When Thomas was born, I knew how important it is to live in the moment since I lost a lot of happy times with Marie worrying about her. When he was born, I was sooo in love with him the moment I saw him. When he nursed successfully right way, I thought we were out of the woods with any feeding issues. At six weeks, he had his first nursing strike. It was so scary because he would not stop screaming for over an hour and refused to eat. Every few weeks things, he would go on these nursing strikes. Then when he would eat, he would bob on and off. He wouldn’t get enough to eat or take in too much air, and then he would cry for 2 hour stints. This went on for all of July and most of August. So we tried a bunch of different things to see if they would work. Sometimes they did, and sometimes they didn’t. But the crying felt like I was dying by fire; this was an immediate problem that needed to be fixed NOW! Not a let’s-see-how-things-progress sort of manner, but a fix-this-now-DAMN IT! kind of manner. Not to mention Marie was starting to get really annoyed with all this crying and attention he was getting.
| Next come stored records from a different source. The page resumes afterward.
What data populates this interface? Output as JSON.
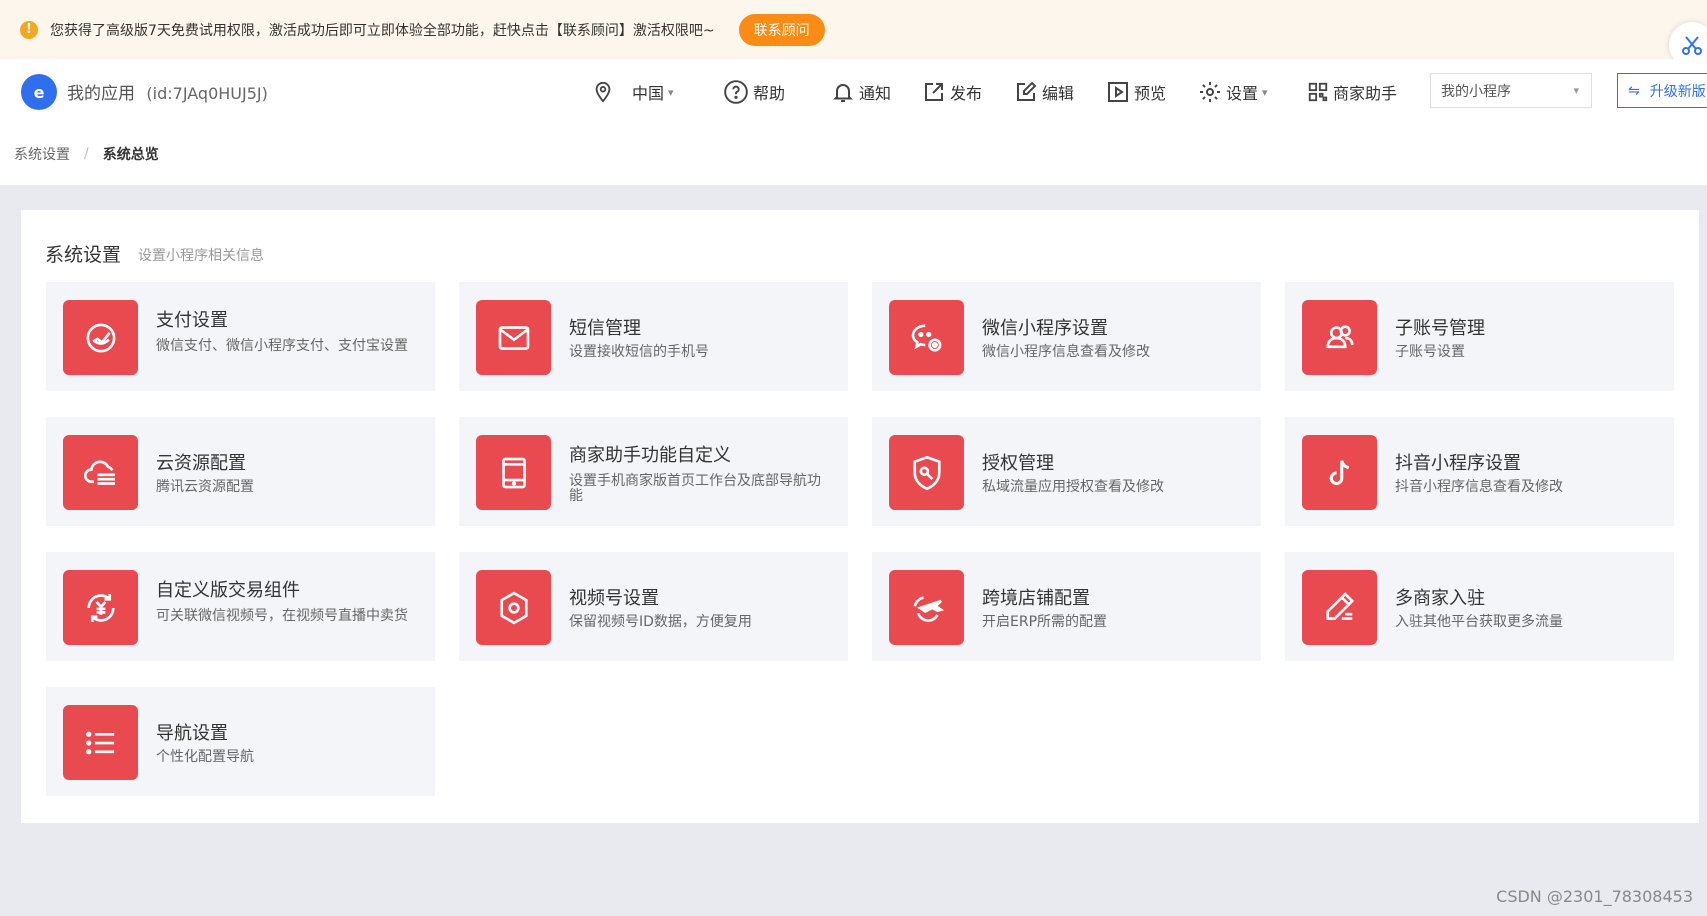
{
  "notice": {
    "message": "您获得了高级版7天免费试用权限，激活成功后即可立即体验全部功能，赶快点击【联系顾问】激活权限吧~",
    "contact_button": "联系顾问"
  },
  "header": {
    "app_name": "我的应用",
    "app_id": "(id:7JAq0HUJ5J)",
    "nav": {
      "region": "中国",
      "help": "帮助",
      "notify": "通知",
      "publish": "发布",
      "edit": "编辑",
      "preview": "预览",
      "settings": "设置",
      "merchant": "商家助手"
    },
    "program_select": "我的小程序",
    "upgrade": "升级新版"
  },
  "breadcrumb": {
    "parent": "系统设置",
    "separator": "/",
    "current": "系统总览"
  },
  "panel": {
    "title": "系统设置",
    "subtitle": "设置小程序相关信息",
    "tiles": [
      {
        "title": "支付设置",
        "desc": "微信支付、微信小程序支付、支付宝设置",
        "icon": "payment-icon"
      },
      {
        "title": "短信管理",
        "desc": "设置接收短信的手机号",
        "icon": "mail-icon"
      },
      {
        "title": "微信小程序设置",
        "desc": "微信小程序信息查看及修改",
        "icon": "wechat-settings-icon"
      },
      {
        "title": "子账号管理",
        "desc": "子账号设置",
        "icon": "users-icon"
      },
      {
        "title": "云资源配置",
        "desc": "腾讯云资源配置",
        "icon": "cloud-icon"
      },
      {
        "title": "商家助手功能自定义",
        "desc": "设置手机商家版首页工作台及底部导航功能",
        "icon": "tablet-icon"
      },
      {
        "title": "授权管理",
        "desc": "私域流量应用授权查看及修改",
        "icon": "shield-key-icon"
      },
      {
        "title": "抖音小程序设置",
        "desc": "抖音小程序信息查看及修改",
        "icon": "tiktok-icon"
      },
      {
        "title": "自定义版交易组件",
        "desc": "可关联微信视频号，在视频号直播中卖货",
        "icon": "yuan-exchange-icon"
      },
      {
        "title": "视频号设置",
        "desc": "保留视频号ID数据，方便复用",
        "icon": "hexagon-icon"
      },
      {
        "title": "跨境店铺配置",
        "desc": "开启ERP所需的配置",
        "icon": "plane-icon"
      },
      {
        "title": "多商家入驻",
        "desc": "入驻其他平台获取更多流量",
        "icon": "pen-edit-icon"
      },
      {
        "title": "导航设置",
        "desc": "个性化配置导航",
        "icon": "list-icon"
      }
    ]
  },
  "watermark": "CSDN @2301_78308453",
  "colors": {
    "accent": "#e84a50",
    "primary": "#2f6fed",
    "warning": "#fa8c16"
  }
}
I cried because it’s not fair that I haven’t had an easy time. I know, I know; life is not fair. I was just hoping for a break. I think I need to adjust the way I look at things. Life, especially one with babies, is all about moments. There were a lot of moments in waiting to see if my baby girl was going to be physically handicapped and there were a lot of moments in a two hour block of crying. But they are all moments, and they all passed. And somewhere amongst all those heart-stopping, gut-wrenching moments, there were some happy ones in there too. If I really looked hard through my tired and puffy eyes.
When that moment of crying in the ER passed, I had some other random thoughts:

-Wow, this new wing is very nice. It is definitely not the same ER I took Marie to when she wouldn’t stop vomiting. The underwater theme is very soothing.

- Shit, I forgot to order the chicken for the Thomas’s christening party!
Since that ER visit, Nathan has been doing better. I have not yet exhaled, though, because I am trying very hard to keep these good moments going. I ordered the chicken for the party which was three days after the ER visit. I don’t know how I did it, but the christening and the party with 25 of our closest relatives were a success. Go team!


LuLu and Moxley's Mom said...

Taking care of babies is HARD. Then add in eating / health issues and it's a wonder any mom facing that is sane. I love your blog! Going to read more posts now... (I actually teared up at this post. And I"m not usually the weepy sort!)

Mommy on the Spot said...

Lulu and Moxley's Mom! I am so happy that you read my blog! I am a huge fan! Gushing aside, it is a wonder that any mom is sane. Maybe sanity is overrated. Maybe slightly crazy is the new sane. I don't know.

catjanda said...

I could say "hang in there, honey", but that would really simplify what I feel. It takes a lot of sacrifice (i.e. sleep for one thing) to take care of children. You're doing a fabulous job and I'm so proud of you.